Find all lines in the records that include the word "JSON", and copy them out.

(Data about app and page elements)
━━━

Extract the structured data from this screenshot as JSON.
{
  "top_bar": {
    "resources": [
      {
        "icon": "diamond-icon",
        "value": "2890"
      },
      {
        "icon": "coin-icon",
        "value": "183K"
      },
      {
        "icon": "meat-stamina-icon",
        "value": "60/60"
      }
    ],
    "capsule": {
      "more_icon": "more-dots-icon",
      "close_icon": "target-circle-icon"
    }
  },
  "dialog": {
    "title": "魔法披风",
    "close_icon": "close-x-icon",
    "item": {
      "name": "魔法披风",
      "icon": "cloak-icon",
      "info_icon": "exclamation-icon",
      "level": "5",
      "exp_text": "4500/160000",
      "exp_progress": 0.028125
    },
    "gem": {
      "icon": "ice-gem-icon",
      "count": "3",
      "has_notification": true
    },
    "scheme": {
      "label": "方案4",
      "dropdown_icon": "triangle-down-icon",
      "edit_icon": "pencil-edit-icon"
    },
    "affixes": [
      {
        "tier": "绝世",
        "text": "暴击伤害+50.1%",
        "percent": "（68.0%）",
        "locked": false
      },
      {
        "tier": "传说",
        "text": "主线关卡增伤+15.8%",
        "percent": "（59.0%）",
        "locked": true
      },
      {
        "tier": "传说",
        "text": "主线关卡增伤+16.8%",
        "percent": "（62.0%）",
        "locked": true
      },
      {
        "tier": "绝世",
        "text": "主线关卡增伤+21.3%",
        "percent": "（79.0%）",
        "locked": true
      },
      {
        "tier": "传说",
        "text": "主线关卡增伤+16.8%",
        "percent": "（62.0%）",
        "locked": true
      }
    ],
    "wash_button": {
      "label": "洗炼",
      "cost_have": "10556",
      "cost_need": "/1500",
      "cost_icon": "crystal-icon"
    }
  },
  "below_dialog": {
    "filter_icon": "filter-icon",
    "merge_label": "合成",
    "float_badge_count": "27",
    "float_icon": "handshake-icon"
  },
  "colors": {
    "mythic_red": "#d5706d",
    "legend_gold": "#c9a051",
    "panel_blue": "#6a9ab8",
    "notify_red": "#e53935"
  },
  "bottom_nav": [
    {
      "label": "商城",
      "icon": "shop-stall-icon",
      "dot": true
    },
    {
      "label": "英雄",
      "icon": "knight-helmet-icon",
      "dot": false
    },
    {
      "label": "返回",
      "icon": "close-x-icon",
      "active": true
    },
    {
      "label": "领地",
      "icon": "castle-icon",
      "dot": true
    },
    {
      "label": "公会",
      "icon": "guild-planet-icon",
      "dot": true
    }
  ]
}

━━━

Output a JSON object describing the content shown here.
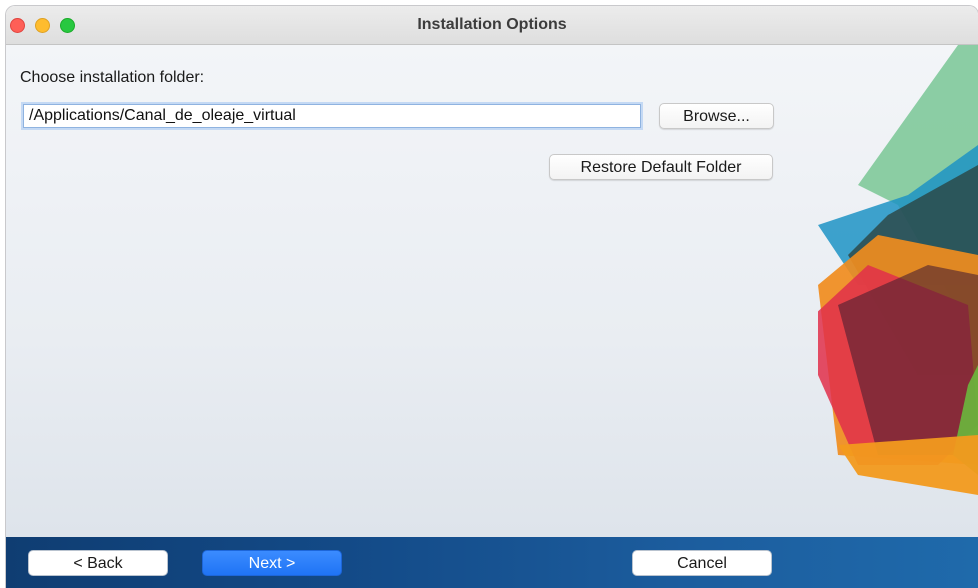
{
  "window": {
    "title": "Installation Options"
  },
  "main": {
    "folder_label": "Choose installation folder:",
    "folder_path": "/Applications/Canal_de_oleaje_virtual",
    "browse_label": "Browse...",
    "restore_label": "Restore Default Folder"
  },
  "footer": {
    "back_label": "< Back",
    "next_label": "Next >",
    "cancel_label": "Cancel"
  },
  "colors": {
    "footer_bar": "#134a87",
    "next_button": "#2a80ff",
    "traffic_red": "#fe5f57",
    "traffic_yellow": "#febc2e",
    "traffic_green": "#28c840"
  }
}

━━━

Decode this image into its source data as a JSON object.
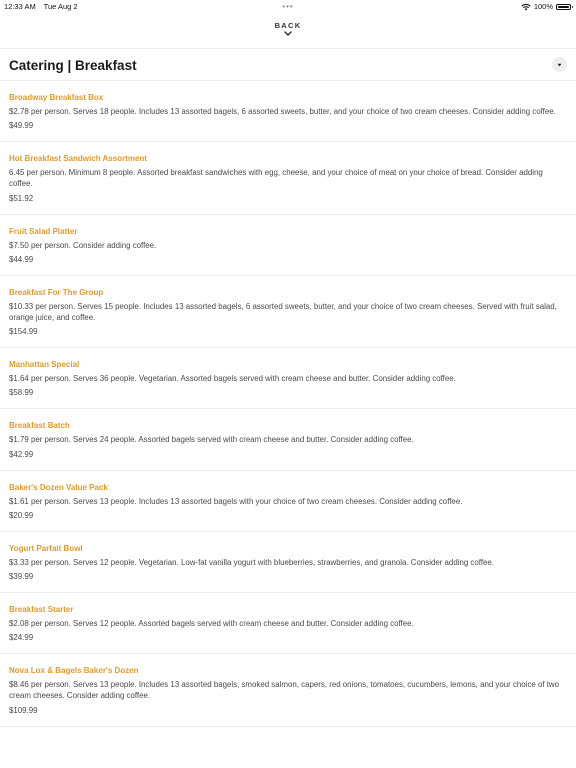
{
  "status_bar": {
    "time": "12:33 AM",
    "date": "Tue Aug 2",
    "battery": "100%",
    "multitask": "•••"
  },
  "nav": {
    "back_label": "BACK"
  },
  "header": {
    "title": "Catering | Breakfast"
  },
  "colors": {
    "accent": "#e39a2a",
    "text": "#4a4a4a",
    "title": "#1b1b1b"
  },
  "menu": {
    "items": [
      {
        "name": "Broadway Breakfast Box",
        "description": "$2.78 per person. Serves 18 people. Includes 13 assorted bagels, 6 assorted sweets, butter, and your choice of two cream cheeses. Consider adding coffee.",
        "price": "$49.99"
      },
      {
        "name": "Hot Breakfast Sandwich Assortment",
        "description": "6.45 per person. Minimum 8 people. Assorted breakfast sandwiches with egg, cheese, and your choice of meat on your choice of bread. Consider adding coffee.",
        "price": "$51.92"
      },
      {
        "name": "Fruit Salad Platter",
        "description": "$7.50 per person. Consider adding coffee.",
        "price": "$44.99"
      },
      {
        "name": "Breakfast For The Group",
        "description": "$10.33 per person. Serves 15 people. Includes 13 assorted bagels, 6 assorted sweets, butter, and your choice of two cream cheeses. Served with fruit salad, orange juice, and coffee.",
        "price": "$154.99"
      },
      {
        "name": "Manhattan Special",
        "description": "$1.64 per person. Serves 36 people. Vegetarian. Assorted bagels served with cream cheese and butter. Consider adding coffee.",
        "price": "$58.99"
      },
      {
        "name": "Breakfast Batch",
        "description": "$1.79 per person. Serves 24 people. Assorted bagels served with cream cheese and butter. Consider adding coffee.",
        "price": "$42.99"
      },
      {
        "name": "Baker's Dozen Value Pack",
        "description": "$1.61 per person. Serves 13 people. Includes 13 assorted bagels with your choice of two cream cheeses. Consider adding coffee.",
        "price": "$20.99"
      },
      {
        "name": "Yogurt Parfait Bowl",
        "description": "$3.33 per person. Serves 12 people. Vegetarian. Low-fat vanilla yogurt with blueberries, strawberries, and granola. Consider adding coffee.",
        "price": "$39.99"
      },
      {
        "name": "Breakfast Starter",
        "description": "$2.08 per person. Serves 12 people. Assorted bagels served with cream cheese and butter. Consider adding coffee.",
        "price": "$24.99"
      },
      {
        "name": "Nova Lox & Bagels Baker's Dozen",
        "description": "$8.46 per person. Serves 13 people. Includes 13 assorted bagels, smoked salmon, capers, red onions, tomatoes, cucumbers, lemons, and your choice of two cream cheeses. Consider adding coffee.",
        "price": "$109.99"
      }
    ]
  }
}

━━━

## Response box
Extract the structured data from this screenshot as JSON.
Output a JSON object describing the content shown here.
Decode this image into its source data as a JSON object.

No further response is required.